__GIVEN DATA__.

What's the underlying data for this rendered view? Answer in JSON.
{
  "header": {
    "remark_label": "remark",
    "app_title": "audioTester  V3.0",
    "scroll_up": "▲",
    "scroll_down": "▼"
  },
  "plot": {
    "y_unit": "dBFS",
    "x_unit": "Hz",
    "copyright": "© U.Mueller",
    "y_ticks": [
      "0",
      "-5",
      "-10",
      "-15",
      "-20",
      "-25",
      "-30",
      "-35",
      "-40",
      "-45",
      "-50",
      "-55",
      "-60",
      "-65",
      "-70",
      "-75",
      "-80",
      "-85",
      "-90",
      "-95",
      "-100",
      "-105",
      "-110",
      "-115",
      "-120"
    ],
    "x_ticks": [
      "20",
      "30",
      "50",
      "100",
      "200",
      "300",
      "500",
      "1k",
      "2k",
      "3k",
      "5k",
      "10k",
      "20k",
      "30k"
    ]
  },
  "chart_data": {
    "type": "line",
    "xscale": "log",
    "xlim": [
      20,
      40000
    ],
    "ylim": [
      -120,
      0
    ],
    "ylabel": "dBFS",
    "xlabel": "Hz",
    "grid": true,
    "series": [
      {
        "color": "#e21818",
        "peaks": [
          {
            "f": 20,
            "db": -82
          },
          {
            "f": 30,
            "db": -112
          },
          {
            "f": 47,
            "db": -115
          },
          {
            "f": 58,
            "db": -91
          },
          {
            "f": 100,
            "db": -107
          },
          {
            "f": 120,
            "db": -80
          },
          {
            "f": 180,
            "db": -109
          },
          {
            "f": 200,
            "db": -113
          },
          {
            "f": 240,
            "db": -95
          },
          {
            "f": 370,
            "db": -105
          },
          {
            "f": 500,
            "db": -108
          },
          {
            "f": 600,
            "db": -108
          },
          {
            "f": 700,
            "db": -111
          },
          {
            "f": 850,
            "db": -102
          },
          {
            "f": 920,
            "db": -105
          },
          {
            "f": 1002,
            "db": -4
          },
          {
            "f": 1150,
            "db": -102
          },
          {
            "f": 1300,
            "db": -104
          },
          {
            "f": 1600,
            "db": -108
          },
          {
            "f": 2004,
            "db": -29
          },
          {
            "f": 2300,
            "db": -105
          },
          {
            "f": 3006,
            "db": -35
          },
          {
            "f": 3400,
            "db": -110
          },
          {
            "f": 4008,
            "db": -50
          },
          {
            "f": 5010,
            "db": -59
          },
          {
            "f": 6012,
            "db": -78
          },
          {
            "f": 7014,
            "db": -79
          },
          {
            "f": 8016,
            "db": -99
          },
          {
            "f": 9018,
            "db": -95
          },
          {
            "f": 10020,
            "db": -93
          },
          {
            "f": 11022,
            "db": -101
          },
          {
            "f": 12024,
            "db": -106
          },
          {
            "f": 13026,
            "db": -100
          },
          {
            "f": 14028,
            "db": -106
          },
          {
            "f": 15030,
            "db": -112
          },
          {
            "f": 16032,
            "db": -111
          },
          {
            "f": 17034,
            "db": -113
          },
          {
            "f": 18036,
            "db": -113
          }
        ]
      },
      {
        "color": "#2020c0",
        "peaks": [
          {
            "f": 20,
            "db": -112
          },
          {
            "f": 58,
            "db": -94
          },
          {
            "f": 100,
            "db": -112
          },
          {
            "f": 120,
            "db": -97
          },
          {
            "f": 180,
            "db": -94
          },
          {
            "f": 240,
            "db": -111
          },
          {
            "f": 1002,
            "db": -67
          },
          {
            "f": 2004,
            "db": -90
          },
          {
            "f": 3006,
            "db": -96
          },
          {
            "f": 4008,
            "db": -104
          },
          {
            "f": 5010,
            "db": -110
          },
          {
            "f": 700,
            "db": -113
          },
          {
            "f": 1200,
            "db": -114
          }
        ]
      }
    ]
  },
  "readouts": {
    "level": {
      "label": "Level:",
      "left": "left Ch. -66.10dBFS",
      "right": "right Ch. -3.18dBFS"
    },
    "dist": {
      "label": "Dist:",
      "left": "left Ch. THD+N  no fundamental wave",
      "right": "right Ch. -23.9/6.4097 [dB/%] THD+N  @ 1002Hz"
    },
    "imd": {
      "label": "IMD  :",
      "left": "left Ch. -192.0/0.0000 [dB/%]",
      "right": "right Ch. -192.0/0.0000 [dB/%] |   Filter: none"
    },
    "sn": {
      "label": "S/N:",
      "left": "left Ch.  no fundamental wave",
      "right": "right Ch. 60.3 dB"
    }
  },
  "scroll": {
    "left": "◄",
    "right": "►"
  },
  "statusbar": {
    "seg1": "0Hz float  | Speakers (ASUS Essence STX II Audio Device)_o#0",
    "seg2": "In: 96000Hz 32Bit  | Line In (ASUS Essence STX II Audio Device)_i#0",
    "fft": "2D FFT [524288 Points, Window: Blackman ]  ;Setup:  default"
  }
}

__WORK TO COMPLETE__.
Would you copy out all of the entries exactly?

__WORKED SOLUTION__.
What's the underlying data for this rendered view? Answer in JSON.
{
  "header": {
    "remark_label": "remark",
    "app_title": "audioTester  V3.0",
    "scroll_up": "▲",
    "scroll_down": "▼"
  },
  "plot": {
    "y_unit": "dBFS",
    "x_unit": "Hz",
    "copyright": "© U.Mueller",
    "y_ticks": [
      "0",
      "-5",
      "-10",
      "-15",
      "-20",
      "-25",
      "-30",
      "-35",
      "-40",
      "-45",
      "-50",
      "-55",
      "-60",
      "-65",
      "-70",
      "-75",
      "-80",
      "-85",
      "-90",
      "-95",
      "-100",
      "-105",
      "-110",
      "-115",
      "-120"
    ],
    "x_ticks": [
      "20",
      "30",
      "50",
      "100",
      "200",
      "300",
      "500",
      "1k",
      "2k",
      "3k",
      "5k",
      "10k",
      "20k",
      "30k"
    ]
  },
  "chart_data": {
    "type": "line",
    "xscale": "log",
    "xlim": [
      20,
      40000
    ],
    "ylim": [
      -120,
      0
    ],
    "ylabel": "dBFS",
    "xlabel": "Hz",
    "grid": true,
    "series": [
      {
        "color": "#e21818",
        "peaks": [
          {
            "f": 20,
            "db": -82
          },
          {
            "f": 30,
            "db": -112
          },
          {
            "f": 47,
            "db": -115
          },
          {
            "f": 58,
            "db": -91
          },
          {
            "f": 100,
            "db": -107
          },
          {
            "f": 120,
            "db": -80
          },
          {
            "f": 180,
            "db": -109
          },
          {
            "f": 200,
            "db": -113
          },
          {
            "f": 240,
            "db": -95
          },
          {
            "f": 370,
            "db": -105
          },
          {
            "f": 500,
            "db": -108
          },
          {
            "f": 600,
            "db": -108
          },
          {
            "f": 700,
            "db": -111
          },
          {
            "f": 850,
            "db": -102
          },
          {
            "f": 920,
            "db": -105
          },
          {
            "f": 1002,
            "db": -4
          },
          {
            "f": 1150,
            "db": -102
          },
          {
            "f": 1300,
            "db": -104
          },
          {
            "f": 1600,
            "db": -108
          },
          {
            "f": 2004,
            "db": -29
          },
          {
            "f": 2300,
            "db": -105
          },
          {
            "f": 3006,
            "db": -35
          },
          {
            "f": 3400,
            "db": -110
          },
          {
            "f": 4008,
            "db": -50
          },
          {
            "f": 5010,
            "db": -59
          },
          {
            "f": 6012,
            "db": -78
          },
          {
            "f": 7014,
            "db": -79
          },
          {
            "f": 8016,
            "db": -99
          },
          {
            "f": 9018,
            "db": -95
          },
          {
            "f": 10020,
            "db": -93
          },
          {
            "f": 11022,
            "db": -101
          },
          {
            "f": 12024,
            "db": -106
          },
          {
            "f": 13026,
            "db": -100
          },
          {
            "f": 14028,
            "db": -106
          },
          {
            "f": 15030,
            "db": -112
          },
          {
            "f": 16032,
            "db": -111
          },
          {
            "f": 17034,
            "db": -113
          },
          {
            "f": 18036,
            "db": -113
          }
        ]
      },
      {
        "color": "#2020c0",
        "peaks": [
          {
            "f": 20,
            "db": -112
          },
          {
            "f": 58,
            "db": -94
          },
          {
            "f": 100,
            "db": -112
          },
          {
            "f": 120,
            "db": -97
          },
          {
            "f": 180,
            "db": -94
          },
          {
            "f": 240,
            "db": -111
          },
          {
            "f": 1002,
            "db": -67
          },
          {
            "f": 2004,
            "db": -90
          },
          {
            "f": 3006,
            "db": -96
          },
          {
            "f": 4008,
            "db": -104
          },
          {
            "f": 5010,
            "db": -110
          },
          {
            "f": 700,
            "db": -113
          },
          {
            "f": 1200,
            "db": -114
          }
        ]
      }
    ]
  },
  "readouts": {
    "level": {
      "label": "Level:",
      "left": "left Ch. -66.10dBFS",
      "right": "right Ch. -3.18dBFS"
    },
    "dist": {
      "label": "Dist:",
      "left": "left Ch. THD+N  no fundamental wave",
      "right": "right Ch. -23.9/6.4097 [dB/%] THD+N  @ 1002Hz"
    },
    "imd": {
      "label": "IMD  :",
      "left": "left Ch. -192.0/0.0000 [dB/%]",
      "right": "right Ch. -192.0/0.0000 [dB/%] |   Filter: none"
    },
    "sn": {
      "label": "S/N:",
      "left": "left Ch.  no fundamental wave",
      "right": "right Ch. 60.3 dB"
    }
  },
  "scroll": {
    "left": "◄",
    "right": "►"
  },
  "statusbar": {
    "seg1": "0Hz float  | Speakers (ASUS Essence STX II Audio Device)_o#0",
    "seg2": "In: 96000Hz 32Bit  | Line In (ASUS Essence STX II Audio Device)_i#0",
    "fft": "2D FFT [524288 Points, Window: Blackman ]  ;Setup:  default"
  }
}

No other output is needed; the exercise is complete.